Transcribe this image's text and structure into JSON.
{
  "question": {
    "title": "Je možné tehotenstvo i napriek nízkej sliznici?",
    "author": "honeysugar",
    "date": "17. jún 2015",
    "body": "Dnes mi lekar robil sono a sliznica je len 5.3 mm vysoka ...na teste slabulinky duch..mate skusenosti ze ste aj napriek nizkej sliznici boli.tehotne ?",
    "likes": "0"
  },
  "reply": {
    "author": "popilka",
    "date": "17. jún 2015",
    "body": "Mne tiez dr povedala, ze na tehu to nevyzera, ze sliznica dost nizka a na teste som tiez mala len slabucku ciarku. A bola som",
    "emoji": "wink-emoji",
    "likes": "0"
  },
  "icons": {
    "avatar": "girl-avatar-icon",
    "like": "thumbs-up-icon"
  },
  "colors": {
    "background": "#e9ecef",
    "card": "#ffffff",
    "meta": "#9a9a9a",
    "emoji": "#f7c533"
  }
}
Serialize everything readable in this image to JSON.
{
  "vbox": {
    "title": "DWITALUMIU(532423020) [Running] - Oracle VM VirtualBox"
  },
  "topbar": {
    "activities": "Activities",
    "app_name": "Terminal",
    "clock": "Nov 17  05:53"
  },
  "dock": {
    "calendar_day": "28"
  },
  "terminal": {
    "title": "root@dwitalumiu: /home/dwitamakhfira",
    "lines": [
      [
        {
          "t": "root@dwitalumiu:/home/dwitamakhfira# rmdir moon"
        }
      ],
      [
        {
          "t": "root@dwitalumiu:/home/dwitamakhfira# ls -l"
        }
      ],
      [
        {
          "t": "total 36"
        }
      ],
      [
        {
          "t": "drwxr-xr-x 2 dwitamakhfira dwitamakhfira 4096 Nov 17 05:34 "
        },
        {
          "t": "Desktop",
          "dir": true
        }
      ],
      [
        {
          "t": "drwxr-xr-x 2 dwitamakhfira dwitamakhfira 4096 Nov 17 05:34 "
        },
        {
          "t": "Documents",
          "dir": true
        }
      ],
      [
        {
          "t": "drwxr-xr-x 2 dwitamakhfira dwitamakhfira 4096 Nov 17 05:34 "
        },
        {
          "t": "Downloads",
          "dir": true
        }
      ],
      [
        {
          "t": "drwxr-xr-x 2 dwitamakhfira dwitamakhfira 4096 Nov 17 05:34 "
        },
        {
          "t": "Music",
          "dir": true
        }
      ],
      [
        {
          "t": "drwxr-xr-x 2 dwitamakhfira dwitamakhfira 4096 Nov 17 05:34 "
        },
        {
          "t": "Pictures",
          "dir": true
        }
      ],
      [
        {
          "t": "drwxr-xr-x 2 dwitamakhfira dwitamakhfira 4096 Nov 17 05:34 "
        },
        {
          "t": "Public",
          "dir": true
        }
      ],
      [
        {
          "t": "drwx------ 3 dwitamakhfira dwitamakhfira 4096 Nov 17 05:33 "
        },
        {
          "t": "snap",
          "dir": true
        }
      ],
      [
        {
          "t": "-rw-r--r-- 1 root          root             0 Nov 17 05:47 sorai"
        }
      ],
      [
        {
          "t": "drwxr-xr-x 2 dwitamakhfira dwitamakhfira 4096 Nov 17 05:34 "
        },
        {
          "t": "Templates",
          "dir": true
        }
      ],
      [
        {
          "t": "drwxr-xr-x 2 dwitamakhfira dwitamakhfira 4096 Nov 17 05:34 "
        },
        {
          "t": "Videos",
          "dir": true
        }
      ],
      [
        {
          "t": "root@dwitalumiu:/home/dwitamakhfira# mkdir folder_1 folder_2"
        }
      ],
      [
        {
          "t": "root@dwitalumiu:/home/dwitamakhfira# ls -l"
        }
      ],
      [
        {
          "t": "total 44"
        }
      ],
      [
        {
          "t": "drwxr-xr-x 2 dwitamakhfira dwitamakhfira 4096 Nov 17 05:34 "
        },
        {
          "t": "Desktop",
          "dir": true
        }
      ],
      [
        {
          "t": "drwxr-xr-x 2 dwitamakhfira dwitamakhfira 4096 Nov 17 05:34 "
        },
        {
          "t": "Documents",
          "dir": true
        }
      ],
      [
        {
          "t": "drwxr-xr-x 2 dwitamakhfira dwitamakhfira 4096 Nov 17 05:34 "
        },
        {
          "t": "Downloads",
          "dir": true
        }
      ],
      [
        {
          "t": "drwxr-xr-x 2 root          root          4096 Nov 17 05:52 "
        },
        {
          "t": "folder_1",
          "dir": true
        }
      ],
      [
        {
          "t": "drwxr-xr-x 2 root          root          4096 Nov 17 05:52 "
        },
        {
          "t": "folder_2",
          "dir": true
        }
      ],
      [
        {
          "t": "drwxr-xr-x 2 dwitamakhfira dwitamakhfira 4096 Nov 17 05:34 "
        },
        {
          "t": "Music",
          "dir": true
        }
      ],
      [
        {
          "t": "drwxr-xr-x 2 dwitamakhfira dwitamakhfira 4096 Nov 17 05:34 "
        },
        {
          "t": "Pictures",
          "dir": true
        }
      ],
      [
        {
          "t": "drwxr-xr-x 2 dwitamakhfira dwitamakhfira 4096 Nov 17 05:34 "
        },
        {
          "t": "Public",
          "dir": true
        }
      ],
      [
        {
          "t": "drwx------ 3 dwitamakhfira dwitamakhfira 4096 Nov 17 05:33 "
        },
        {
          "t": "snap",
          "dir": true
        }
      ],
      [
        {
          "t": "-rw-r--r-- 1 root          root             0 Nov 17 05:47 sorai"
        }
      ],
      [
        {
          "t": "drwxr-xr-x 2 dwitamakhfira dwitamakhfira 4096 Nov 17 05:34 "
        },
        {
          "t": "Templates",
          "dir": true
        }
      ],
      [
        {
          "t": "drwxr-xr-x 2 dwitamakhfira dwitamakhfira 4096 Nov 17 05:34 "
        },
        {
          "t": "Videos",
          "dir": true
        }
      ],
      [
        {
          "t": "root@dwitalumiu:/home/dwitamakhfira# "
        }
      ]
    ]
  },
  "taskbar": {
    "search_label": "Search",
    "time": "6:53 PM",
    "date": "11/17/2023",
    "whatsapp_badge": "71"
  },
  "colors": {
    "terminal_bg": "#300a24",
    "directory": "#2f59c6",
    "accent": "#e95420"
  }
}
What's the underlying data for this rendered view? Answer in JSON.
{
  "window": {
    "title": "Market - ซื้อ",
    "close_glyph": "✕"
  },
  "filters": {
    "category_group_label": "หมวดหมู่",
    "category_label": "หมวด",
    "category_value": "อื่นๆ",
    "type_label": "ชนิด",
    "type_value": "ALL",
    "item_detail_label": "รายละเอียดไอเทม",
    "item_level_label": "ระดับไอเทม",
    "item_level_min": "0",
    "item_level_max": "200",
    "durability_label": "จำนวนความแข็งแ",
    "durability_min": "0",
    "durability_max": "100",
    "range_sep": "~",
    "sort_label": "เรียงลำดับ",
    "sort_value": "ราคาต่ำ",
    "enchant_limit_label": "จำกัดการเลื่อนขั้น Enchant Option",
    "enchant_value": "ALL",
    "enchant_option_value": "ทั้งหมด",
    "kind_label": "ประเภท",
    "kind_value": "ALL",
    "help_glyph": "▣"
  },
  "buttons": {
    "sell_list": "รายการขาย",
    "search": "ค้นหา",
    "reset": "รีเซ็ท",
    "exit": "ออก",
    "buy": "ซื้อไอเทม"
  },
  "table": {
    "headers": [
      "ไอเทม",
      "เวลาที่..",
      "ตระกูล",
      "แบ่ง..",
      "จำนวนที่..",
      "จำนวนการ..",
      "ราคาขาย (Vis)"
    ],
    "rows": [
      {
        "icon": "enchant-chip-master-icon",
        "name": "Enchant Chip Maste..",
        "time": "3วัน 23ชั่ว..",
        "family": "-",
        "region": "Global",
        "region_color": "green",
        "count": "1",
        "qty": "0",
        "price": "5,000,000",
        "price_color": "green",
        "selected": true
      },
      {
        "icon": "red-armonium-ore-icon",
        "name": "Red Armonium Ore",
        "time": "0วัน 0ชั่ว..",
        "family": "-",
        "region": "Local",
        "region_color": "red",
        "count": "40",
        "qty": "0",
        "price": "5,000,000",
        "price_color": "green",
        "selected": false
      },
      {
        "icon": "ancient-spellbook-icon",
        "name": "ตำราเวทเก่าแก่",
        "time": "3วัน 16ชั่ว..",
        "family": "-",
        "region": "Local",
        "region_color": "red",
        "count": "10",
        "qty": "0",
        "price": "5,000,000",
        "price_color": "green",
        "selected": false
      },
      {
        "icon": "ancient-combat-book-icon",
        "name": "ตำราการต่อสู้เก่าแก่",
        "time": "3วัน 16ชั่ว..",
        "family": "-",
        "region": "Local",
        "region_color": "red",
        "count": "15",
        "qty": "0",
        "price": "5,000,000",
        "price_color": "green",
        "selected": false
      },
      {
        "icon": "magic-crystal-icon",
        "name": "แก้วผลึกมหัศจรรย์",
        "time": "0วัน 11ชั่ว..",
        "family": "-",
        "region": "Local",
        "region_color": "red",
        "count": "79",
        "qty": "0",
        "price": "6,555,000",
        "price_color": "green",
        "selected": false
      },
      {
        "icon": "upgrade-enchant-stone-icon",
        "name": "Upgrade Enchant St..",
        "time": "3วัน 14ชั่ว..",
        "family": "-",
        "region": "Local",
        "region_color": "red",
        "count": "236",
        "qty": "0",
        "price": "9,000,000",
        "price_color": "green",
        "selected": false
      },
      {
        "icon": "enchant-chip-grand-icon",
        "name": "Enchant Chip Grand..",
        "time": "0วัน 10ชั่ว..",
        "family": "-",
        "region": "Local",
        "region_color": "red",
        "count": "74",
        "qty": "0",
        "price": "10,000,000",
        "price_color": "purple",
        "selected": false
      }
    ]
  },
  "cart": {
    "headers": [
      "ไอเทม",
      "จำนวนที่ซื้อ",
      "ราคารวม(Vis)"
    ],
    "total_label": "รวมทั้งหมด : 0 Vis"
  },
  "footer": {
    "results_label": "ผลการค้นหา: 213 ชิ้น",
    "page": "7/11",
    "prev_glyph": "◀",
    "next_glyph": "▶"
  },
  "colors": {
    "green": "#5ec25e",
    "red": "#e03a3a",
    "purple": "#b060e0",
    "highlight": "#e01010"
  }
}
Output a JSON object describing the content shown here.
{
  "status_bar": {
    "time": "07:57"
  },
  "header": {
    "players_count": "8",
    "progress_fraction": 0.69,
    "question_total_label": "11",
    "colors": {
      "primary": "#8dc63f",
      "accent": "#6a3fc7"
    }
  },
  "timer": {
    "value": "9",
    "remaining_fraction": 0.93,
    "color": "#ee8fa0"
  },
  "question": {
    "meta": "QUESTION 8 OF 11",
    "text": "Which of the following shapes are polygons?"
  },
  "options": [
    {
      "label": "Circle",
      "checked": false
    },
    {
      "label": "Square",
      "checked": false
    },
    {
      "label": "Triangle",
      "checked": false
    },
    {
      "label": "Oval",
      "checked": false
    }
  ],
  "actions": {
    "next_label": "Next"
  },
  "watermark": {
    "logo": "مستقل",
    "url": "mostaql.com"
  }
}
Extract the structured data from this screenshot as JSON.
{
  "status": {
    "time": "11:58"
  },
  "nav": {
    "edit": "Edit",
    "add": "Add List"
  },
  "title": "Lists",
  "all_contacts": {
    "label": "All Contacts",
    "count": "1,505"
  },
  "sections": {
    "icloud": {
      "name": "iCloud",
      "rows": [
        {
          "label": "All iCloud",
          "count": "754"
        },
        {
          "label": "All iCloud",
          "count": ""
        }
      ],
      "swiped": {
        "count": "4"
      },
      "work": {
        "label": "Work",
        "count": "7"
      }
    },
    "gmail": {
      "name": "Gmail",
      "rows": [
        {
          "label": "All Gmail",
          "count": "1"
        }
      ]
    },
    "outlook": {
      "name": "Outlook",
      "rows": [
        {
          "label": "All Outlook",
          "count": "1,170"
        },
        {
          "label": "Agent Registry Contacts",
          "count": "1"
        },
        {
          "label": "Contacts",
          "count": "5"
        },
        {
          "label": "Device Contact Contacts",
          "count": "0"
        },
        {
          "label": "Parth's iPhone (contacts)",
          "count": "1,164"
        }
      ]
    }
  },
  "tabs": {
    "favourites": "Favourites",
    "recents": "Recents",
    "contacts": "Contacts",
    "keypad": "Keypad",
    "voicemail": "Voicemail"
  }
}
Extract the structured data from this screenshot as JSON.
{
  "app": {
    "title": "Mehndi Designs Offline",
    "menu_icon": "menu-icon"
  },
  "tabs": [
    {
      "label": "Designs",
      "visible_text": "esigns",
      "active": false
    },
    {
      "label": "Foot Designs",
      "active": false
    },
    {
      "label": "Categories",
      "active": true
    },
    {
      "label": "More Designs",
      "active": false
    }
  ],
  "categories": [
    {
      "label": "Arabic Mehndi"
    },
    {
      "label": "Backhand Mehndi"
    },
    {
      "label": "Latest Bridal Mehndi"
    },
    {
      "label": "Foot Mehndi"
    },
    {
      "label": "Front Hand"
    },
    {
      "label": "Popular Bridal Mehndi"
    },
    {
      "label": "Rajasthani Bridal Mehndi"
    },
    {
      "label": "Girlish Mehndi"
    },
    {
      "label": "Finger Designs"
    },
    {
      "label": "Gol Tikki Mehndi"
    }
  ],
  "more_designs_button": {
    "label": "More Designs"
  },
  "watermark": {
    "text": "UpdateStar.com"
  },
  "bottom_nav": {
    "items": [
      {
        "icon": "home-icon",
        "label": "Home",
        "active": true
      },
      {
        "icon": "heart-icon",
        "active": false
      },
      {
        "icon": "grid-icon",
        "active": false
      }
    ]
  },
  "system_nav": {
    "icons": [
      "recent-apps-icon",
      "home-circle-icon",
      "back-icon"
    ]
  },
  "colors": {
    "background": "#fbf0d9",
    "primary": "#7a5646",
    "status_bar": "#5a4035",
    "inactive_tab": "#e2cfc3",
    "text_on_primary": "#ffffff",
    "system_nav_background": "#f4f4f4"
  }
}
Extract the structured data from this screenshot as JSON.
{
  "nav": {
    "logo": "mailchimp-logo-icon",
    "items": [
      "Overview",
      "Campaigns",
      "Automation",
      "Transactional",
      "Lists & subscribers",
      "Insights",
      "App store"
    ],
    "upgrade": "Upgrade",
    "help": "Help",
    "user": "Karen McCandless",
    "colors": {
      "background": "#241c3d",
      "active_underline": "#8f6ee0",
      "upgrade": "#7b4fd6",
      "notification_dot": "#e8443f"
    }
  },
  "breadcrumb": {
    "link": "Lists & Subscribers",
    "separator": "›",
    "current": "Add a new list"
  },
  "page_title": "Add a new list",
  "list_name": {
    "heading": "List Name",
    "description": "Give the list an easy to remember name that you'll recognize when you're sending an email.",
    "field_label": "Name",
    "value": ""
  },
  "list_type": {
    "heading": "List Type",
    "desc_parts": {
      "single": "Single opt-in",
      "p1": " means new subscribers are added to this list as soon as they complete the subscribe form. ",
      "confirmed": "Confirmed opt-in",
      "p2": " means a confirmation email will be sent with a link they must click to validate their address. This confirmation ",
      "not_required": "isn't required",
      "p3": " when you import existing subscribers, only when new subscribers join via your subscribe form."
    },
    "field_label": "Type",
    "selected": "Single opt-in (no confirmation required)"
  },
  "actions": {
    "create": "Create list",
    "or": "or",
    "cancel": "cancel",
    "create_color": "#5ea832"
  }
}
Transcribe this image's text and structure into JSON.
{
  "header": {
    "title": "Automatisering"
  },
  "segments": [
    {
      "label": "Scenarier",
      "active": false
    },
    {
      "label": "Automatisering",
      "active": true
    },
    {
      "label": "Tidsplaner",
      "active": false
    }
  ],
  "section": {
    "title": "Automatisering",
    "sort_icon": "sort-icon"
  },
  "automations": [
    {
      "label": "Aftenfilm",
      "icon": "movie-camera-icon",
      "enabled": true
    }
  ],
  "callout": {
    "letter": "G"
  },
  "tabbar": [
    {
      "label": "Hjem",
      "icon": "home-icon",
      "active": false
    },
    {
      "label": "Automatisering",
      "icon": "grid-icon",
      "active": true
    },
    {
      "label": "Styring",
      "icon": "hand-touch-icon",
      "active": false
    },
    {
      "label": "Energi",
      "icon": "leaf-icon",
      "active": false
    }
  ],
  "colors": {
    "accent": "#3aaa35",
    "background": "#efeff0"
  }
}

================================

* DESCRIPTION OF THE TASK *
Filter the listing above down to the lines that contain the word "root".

* RESPONSE TO THIS EXERCISE *
    "title": "root@dwitalumiu: /home/dwitamakhfira",
          "t": "root@dwitalumiu:/home/dwitamakhfira# rmdir moon"
          "t": "root@dwitalumiu:/home/dwitamakhfira# ls -l"
          "t": "-rw-r--r-- 1 root          root             0 Nov 17 05:47 sorai"
          "t": "root@dwitalumiu:/home/dwitamakhfira# mkdir folder_1 folder_2"
          "t": "root@dwitalumiu:/home/dwitamakhfira# ls -l"
          "t": "drwxr-xr-x 2 root          root          4096 Nov 17 05:52 "
          "t": "drwxr-xr-x 2 root          root          4096 Nov 17 05:52 "
          "t": "-rw-r--r-- 1 root          root             0 Nov 17 05:47 sorai"
          "t": "root@dwitalumiu:/home/dwitamakhfira# "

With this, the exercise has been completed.